» **How to complete this task**: Below is a block of records; repeat all of them exactly.

Items from an interface collection:
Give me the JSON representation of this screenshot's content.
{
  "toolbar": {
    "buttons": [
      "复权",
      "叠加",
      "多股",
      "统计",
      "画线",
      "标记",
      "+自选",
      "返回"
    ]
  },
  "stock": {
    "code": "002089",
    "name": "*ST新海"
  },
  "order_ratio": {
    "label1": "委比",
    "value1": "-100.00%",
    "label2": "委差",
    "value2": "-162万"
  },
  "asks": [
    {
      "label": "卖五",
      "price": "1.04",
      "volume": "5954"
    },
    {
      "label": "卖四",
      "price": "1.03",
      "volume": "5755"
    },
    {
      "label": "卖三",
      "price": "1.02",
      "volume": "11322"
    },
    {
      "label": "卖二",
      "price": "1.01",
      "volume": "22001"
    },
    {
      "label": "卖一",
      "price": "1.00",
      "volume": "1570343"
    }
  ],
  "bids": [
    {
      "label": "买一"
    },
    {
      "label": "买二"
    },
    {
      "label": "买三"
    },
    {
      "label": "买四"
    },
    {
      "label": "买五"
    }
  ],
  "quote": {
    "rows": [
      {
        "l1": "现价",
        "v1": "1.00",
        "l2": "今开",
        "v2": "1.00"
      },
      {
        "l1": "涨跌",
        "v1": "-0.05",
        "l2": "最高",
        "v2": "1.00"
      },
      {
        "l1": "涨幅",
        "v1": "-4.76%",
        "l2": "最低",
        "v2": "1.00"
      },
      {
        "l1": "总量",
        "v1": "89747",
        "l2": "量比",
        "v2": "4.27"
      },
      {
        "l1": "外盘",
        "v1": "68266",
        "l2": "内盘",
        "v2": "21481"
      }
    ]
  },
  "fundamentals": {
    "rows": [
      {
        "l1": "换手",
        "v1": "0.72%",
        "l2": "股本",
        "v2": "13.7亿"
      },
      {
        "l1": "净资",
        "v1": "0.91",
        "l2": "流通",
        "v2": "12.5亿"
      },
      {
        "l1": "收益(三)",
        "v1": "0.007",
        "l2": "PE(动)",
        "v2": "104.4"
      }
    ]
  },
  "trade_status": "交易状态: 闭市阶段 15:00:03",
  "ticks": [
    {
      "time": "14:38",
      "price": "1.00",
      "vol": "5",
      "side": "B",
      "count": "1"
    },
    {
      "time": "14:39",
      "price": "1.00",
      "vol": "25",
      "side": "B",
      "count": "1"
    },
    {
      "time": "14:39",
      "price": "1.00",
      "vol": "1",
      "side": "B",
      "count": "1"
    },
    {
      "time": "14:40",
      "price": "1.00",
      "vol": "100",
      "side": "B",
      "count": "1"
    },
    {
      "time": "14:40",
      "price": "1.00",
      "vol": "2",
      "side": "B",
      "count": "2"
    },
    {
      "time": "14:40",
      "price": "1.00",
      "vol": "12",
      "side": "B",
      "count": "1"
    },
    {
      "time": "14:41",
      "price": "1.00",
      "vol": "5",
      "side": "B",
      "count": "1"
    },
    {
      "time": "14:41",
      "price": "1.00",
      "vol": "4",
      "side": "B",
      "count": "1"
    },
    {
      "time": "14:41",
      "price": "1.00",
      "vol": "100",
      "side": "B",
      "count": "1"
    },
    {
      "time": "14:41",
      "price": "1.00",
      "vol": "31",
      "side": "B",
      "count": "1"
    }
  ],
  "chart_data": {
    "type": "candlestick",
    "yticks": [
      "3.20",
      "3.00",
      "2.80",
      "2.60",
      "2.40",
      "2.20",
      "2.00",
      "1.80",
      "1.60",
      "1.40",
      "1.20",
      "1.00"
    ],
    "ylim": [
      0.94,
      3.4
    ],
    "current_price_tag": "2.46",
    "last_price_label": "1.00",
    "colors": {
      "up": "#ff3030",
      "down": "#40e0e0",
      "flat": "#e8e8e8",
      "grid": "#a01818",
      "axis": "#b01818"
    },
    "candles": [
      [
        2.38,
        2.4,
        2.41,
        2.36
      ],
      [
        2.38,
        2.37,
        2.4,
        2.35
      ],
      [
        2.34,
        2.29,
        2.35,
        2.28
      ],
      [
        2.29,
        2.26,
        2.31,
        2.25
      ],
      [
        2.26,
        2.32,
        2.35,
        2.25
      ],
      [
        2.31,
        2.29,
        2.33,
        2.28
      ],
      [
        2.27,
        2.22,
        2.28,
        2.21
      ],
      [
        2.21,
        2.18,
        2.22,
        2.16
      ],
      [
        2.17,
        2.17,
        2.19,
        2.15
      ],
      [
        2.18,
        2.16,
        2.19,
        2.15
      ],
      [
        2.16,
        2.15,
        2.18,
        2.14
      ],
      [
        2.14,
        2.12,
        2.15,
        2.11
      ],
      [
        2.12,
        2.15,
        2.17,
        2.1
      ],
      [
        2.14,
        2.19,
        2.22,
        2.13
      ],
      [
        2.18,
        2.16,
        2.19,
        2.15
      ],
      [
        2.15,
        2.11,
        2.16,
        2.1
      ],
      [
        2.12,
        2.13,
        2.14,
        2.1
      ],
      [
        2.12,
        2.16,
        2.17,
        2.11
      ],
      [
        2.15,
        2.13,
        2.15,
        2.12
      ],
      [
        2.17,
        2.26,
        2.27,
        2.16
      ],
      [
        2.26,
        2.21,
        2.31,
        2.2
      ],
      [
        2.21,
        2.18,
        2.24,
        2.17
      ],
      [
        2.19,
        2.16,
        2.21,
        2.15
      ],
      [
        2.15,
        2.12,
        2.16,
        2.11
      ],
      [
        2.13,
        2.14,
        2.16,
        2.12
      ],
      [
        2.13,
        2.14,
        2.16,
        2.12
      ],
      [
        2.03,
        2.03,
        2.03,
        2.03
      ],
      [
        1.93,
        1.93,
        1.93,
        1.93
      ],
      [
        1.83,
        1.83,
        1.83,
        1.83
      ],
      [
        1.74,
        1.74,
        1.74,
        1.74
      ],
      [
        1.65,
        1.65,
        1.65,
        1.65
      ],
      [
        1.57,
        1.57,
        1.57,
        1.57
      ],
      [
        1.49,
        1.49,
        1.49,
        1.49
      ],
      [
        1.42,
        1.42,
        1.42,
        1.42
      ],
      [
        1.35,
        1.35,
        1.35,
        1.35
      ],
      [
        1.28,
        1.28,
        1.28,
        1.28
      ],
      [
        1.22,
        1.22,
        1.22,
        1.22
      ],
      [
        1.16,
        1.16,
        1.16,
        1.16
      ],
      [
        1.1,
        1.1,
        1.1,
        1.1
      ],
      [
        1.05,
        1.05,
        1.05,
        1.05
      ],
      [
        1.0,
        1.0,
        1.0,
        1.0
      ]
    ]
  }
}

» **Output below**:
Give me the JSON representation of this screenshot's content.
{
  "toolbar": {
    "buttons": [
      "复权",
      "叠加",
      "多股",
      "统计",
      "画线",
      "标记",
      "+自选",
      "返回"
    ]
  },
  "stock": {
    "code": "002089",
    "name": "*ST新海"
  },
  "order_ratio": {
    "label1": "委比",
    "value1": "-100.00%",
    "label2": "委差",
    "value2": "-162万"
  },
  "asks": [
    {
      "label": "卖五",
      "price": "1.04",
      "volume": "5954"
    },
    {
      "label": "卖四",
      "price": "1.03",
      "volume": "5755"
    },
    {
      "label": "卖三",
      "price": "1.02",
      "volume": "11322"
    },
    {
      "label": "卖二",
      "price": "1.01",
      "volume": "22001"
    },
    {
      "label": "卖一",
      "price": "1.00",
      "volume": "1570343"
    }
  ],
  "bids": [
    {
      "label": "买一"
    },
    {
      "label": "买二"
    },
    {
      "label": "买三"
    },
    {
      "label": "买四"
    },
    {
      "label": "买五"
    }
  ],
  "quote": {
    "rows": [
      {
        "l1": "现价",
        "v1": "1.00",
        "l2": "今开",
        "v2": "1.00"
      },
      {
        "l1": "涨跌",
        "v1": "-0.05",
        "l2": "最高",
        "v2": "1.00"
      },
      {
        "l1": "涨幅",
        "v1": "-4.76%",
        "l2": "最低",
        "v2": "1.00"
      },
      {
        "l1": "总量",
        "v1": "89747",
        "l2": "量比",
        "v2": "4.27"
      },
      {
        "l1": "外盘",
        "v1": "68266",
        "l2": "内盘",
        "v2": "21481"
      }
    ]
  },
  "fundamentals": {
    "rows": [
      {
        "l1": "换手",
        "v1": "0.72%",
        "l2": "股本",
        "v2": "13.7亿"
      },
      {
        "l1": "净资",
        "v1": "0.91",
        "l2": "流通",
        "v2": "12.5亿"
      },
      {
        "l1": "收益(三)",
        "v1": "0.007",
        "l2": "PE(动)",
        "v2": "104.4"
      }
    ]
  },
  "trade_status": "交易状态: 闭市阶段 15:00:03",
  "ticks": [
    {
      "time": "14:38",
      "price": "1.00",
      "vol": "5",
      "side": "B",
      "count": "1"
    },
    {
      "time": "14:39",
      "price": "1.00",
      "vol": "25",
      "side": "B",
      "count": "1"
    },
    {
      "time": "14:39",
      "price": "1.00",
      "vol": "1",
      "side": "B",
      "count": "1"
    },
    {
      "time": "14:40",
      "price": "1.00",
      "vol": "100",
      "side": "B",
      "count": "1"
    },
    {
      "time": "14:40",
      "price": "1.00",
      "vol": "2",
      "side": "B",
      "count": "2"
    },
    {
      "time": "14:40",
      "price": "1.00",
      "vol": "12",
      "side": "B",
      "count": "1"
    },
    {
      "time": "14:41",
      "price": "1.00",
      "vol": "5",
      "side": "B",
      "count": "1"
    },
    {
      "time": "14:41",
      "price": "1.00",
      "vol": "4",
      "side": "B",
      "count": "1"
    },
    {
      "time": "14:41",
      "price": "1.00",
      "vol": "100",
      "side": "B",
      "count": "1"
    },
    {
      "time": "14:41",
      "price": "1.00",
      "vol": "31",
      "side": "B",
      "count": "1"
    }
  ],
  "chart_data": {
    "type": "candlestick",
    "yticks": [
      "3.20",
      "3.00",
      "2.80",
      "2.60",
      "2.40",
      "2.20",
      "2.00",
      "1.80",
      "1.60",
      "1.40",
      "1.20",
      "1.00"
    ],
    "ylim": [
      0.94,
      3.4
    ],
    "current_price_tag": "2.46",
    "last_price_label": "1.00",
    "colors": {
      "up": "#ff3030",
      "down": "#40e0e0",
      "flat": "#e8e8e8",
      "grid": "#a01818",
      "axis": "#b01818"
    },
    "candles": [
      [
        2.38,
        2.4,
        2.41,
        2.36
      ],
      [
        2.38,
        2.37,
        2.4,
        2.35
      ],
      [
        2.34,
        2.29,
        2.35,
        2.28
      ],
      [
        2.29,
        2.26,
        2.31,
        2.25
      ],
      [
        2.26,
        2.32,
        2.35,
        2.25
      ],
      [
        2.31,
        2.29,
        2.33,
        2.28
      ],
      [
        2.27,
        2.22,
        2.28,
        2.21
      ],
      [
        2.21,
        2.18,
        2.22,
        2.16
      ],
      [
        2.17,
        2.17,
        2.19,
        2.15
      ],
      [
        2.18,
        2.16,
        2.19,
        2.15
      ],
      [
        2.16,
        2.15,
        2.18,
        2.14
      ],
      [
        2.14,
        2.12,
        2.15,
        2.11
      ],
      [
        2.12,
        2.15,
        2.17,
        2.1
      ],
      [
        2.14,
        2.19,
        2.22,
        2.13
      ],
      [
        2.18,
        2.16,
        2.19,
        2.15
      ],
      [
        2.15,
        2.11,
        2.16,
        2.1
      ],
      [
        2.12,
        2.13,
        2.14,
        2.1
      ],
      [
        2.12,
        2.16,
        2.17,
        2.11
      ],
      [
        2.15,
        2.13,
        2.15,
        2.12
      ],
      [
        2.17,
        2.26,
        2.27,
        2.16
      ],
      [
        2.26,
        2.21,
        2.31,
        2.2
      ],
      [
        2.21,
        2.18,
        2.24,
        2.17
      ],
      [
        2.19,
        2.16,
        2.21,
        2.15
      ],
      [
        2.15,
        2.12,
        2.16,
        2.11
      ],
      [
        2.13,
        2.14,
        2.16,
        2.12
      ],
      [
        2.13,
        2.14,
        2.16,
        2.12
      ],
      [
        2.03,
        2.03,
        2.03,
        2.03
      ],
      [
        1.93,
        1.93,
        1.93,
        1.93
      ],
      [
        1.83,
        1.83,
        1.83,
        1.83
      ],
      [
        1.74,
        1.74,
        1.74,
        1.74
      ],
      [
        1.65,
        1.65,
        1.65,
        1.65
      ],
      [
        1.57,
        1.57,
        1.57,
        1.57
      ],
      [
        1.49,
        1.49,
        1.49,
        1.49
      ],
      [
        1.42,
        1.42,
        1.42,
        1.42
      ],
      [
        1.35,
        1.35,
        1.35,
        1.35
      ],
      [
        1.28,
        1.28,
        1.28,
        1.28
      ],
      [
        1.22,
        1.22,
        1.22,
        1.22
      ],
      [
        1.16,
        1.16,
        1.16,
        1.16
      ],
      [
        1.1,
        1.1,
        1.1,
        1.1
      ],
      [
        1.05,
        1.05,
        1.05,
        1.05
      ],
      [
        1.0,
        1.0,
        1.0,
        1.0
      ]
    ]
  }
}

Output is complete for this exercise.